You may purchase a book, tiles or 12″x16″ paper prints easily online. To purchase large canvas or aluminum work please visit the locations section of our website for a list of galleries that represent Harlan Fine Art.
SJH: The process I use to create my artwork is quite unique when you think in terms of traditional painting.
I create all of my artwork digitally, using a very powerful computer that is customized with special tools and software to create such complicated pieces.
There are different ways that I can approach a painting. If I have a specific idea of what I want to depict, I start with a simple pencil sketch. If I don’t have an idea of what I want, I simply start with a blank screen.
I use a combination of software tools to achieve the various visual effects, depending on the mood of the piece.
SJH: The first step in the process of developing a painting is a simple pencil sketch. This is very primitive, but sets the tone for the basic layout and perspective.
My artwork is hyper photo-realistic in terms of perspective, detail, color, shadows and light. There are times when I look at a finished piece and don’t even remember some of the extremely detailed features and reflections!
When I paint, I expand a very small portion of the screen to a very small area and then zoom back out to a full frame. For example, in the detail of a flower, one petal of the flower will take up a 21 inch monitor screen. By doing this, I can paint the finest detail, down to a drop of water on a leaf.
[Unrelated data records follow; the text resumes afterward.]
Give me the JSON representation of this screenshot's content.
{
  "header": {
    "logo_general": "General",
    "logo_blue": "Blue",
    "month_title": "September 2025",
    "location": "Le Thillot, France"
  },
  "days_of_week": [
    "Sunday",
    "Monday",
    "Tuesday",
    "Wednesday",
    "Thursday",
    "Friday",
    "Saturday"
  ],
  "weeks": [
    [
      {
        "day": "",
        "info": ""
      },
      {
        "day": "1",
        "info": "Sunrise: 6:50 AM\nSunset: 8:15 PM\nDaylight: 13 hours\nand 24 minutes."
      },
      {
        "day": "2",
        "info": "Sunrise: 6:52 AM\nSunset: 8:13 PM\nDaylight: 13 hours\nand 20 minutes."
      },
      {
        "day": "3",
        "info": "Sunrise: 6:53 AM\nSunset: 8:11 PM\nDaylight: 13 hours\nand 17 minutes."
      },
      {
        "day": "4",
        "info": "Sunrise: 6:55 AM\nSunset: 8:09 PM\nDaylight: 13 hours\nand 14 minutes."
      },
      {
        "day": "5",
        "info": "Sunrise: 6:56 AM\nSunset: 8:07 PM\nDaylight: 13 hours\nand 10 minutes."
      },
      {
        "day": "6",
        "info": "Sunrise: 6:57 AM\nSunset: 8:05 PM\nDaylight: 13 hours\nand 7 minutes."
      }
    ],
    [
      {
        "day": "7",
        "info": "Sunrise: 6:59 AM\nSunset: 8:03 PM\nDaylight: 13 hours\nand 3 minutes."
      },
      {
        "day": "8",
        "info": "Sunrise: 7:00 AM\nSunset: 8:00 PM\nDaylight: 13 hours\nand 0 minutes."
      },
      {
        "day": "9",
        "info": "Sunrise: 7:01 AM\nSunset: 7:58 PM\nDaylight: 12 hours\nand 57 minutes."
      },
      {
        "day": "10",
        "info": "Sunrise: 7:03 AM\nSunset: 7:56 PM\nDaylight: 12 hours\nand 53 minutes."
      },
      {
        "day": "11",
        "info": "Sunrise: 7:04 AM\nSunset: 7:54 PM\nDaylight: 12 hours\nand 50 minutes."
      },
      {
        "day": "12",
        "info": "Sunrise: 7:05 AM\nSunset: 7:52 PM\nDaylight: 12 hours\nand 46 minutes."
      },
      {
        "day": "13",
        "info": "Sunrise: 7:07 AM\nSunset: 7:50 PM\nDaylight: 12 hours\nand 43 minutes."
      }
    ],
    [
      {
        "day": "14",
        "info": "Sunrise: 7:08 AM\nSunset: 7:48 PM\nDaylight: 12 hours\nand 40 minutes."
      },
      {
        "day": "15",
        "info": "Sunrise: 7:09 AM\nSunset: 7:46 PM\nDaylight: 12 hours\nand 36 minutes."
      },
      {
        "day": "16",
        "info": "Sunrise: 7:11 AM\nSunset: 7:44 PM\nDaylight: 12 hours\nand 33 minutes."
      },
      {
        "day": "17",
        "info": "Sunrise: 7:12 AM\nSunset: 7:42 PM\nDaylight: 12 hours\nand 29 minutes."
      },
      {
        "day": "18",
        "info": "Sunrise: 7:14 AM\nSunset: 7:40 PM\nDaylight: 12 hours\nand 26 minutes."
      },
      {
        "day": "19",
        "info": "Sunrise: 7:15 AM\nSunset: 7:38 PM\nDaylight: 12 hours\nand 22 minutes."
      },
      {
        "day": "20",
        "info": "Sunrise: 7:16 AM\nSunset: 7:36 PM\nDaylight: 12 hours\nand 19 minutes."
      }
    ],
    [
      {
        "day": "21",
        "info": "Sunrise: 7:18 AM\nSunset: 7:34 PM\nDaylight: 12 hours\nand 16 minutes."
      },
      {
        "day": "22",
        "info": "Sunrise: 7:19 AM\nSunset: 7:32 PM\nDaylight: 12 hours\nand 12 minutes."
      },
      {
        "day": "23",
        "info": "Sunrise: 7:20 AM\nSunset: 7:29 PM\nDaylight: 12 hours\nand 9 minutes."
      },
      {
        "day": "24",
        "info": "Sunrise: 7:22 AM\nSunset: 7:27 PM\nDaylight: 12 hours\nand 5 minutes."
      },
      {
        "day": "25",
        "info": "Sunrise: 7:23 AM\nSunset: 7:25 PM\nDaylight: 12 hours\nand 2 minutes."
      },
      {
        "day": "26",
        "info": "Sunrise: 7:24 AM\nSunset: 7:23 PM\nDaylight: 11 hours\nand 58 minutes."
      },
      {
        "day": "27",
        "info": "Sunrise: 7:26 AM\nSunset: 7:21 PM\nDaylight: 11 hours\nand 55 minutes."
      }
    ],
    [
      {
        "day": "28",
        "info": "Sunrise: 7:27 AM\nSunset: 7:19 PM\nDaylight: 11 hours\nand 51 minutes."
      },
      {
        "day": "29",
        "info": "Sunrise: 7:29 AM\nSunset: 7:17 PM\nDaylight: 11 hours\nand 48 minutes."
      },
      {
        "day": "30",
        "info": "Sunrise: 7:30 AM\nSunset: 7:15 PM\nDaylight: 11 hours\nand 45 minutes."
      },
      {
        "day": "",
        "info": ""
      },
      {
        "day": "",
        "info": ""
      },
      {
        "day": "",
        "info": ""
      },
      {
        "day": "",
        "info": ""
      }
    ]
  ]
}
SJH: In my paintings, all scenes are fictional and spring from my imagination. My inspiration and motivation stems from wanting to create a general feeling of ‘I want to be in that place.’
Even though I have a general idea of the mood I wish to capture, I never really know what a finished painting will look like until I actually print out a large proof.
SJH: The painting is done using electronic brushes that I have created. The brushes are dependent upon the look I want to achieve; I can depict oils, acrylics, watercolors and pastels.
The screen is designated as “wet” paint when I start. I can move around, scrape it off or start over. After finishing a session, I “dry” it. Each time I work on the piece, this process is repeated.
SJH: The amount of time spent creating a piece depends on the amount of detail I want to achieve. Some pieces will take as little as one week while others may take months.
The detailing process can be infinite with elements continually added, so sometimes it’s difficult to “know” when a piece is finished. Yet it seems there’s always that point when I feel it’s complete.
Learn more about the Giclée printing technique that we use to transform our digital artwork into high quality reproductions for your home.